Kashmere describe themselves as ‘Indie doom’ but if I had to put them into my own words, I’d say they’re like the dark side to fellow Stockport contemporary band, Blossoms. The difference being however, in the two bands’ instrumentation. “Our guitars are very clear, we’ve still got a lot of synth, but Blossoms have got a hell of a lot of synth; their leads and hooks are done on synth, whereas ours are guitar, backed up by synth so it’s kind of the other way”, Charlie told me of the difference between the two. “We’re still a synthy pop band, but we’ve got a lot of grit” added Andy. “Andy and I are from bands where we’ve got a lot of metal influence, and we’re just trying to build that stadium sound” Joey went on to say. “We’ve got those kinda synthy indie bits, but it’s backed up by straight-up rock guitar” he told me. It’s clear that a lot of thought has gone in to honing and refining their sound and as a band they have crafted meticulously, exactly how they want it to be.

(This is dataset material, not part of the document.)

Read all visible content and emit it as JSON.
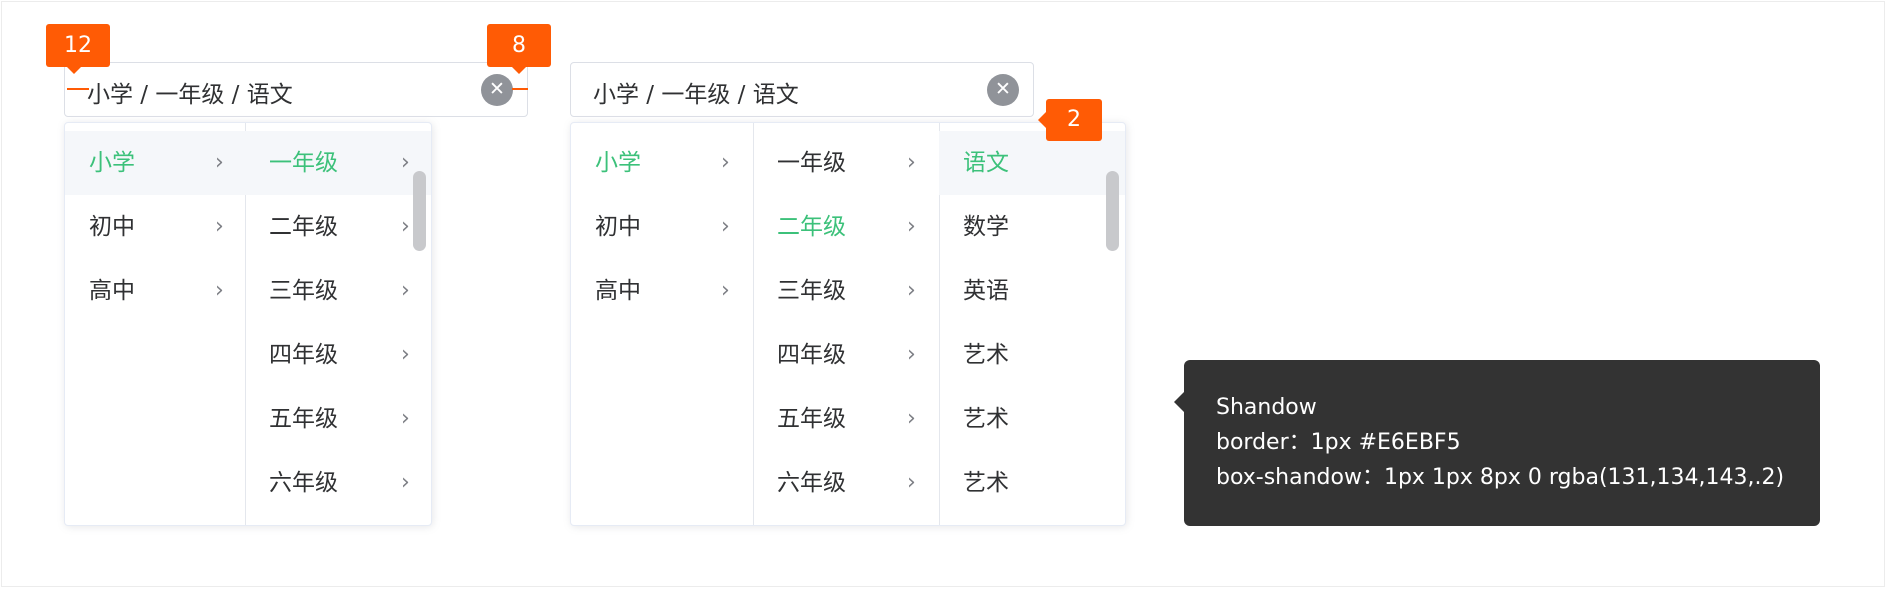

One thing became very clear to me as I chatted to Kashmere: they’re very driven and ambitious, but nonetheless down-to-earth, grounded and with a very realistic understanding of their industry and how it works, as well as the steps required to achieve their goals. One thing is evident right now though, there’s a big buzz around the band, and they seem to be naturally outgrowing the smaller venues that they play.
“Recently at the gigs we’ve been playing, quite of lot have people have come up to us afterwards and said that we’re bringing a stadium sound to venues that shouldn’t be able to sound like that” Joey explained. “Our support band in Glasgow were absolutely raving about it, that we were bringing such a massive sound to tiny basement venues” he went on to say. “Even tonight, the place was shaking” added Charlie. And he wasn’t wrong. I was dancing down the front and sure enough, a girl turned to me and said exactly what others are saying to Kashmere: that the band should be playing in bigger venues.
Whilst discussing what might be next for them, I was keen to find out what they thought about getting signed to a label, as it seems so much harder now, than say twenty years ago. “It’s all about getting the right deal at the right time” Charlie started to say, “You can get signed for one single, then get dropped, so it’s got to be right” he went on to explain. “It is timing”, Andy continued, “If you release an album through a record label, it’s got to surrounded by a big, ascending hype otherwise it can just flop”.
Certainly, while they would like to get signed at some point, they recognise that it’s not the be all and end all, and they are all very clued up and informed on how things work and are very committed to their music and honing their songs. They’re not after a quick fix, they’re in this for the long haul: “We’ve just gotta pace it all out, we know we’re not gonna be one of these bands that everyone’s gonna jump on within two seconds, we’re a band that’s growing slowly, and if you look at other bands that have done that, they’ve then gone on to be the biggest bands in the world” said Charlie.
I came away from our chat with an unshakeable feeling of excitement. It certainly seems that the band have slowly but surely been gathering pace and momentum since the off, tweaking their songs, playing to bigger crowds and gaining a steady following in the process. As I interviewed them, everything they were telling me sounded tremendously promising. I most definitely believe this is band well and truly on the up. Watch this space: Kashmere are coming to a stadium near you, soon.
They play Manchester Night People (28).
Photo credit: Sophie Droysen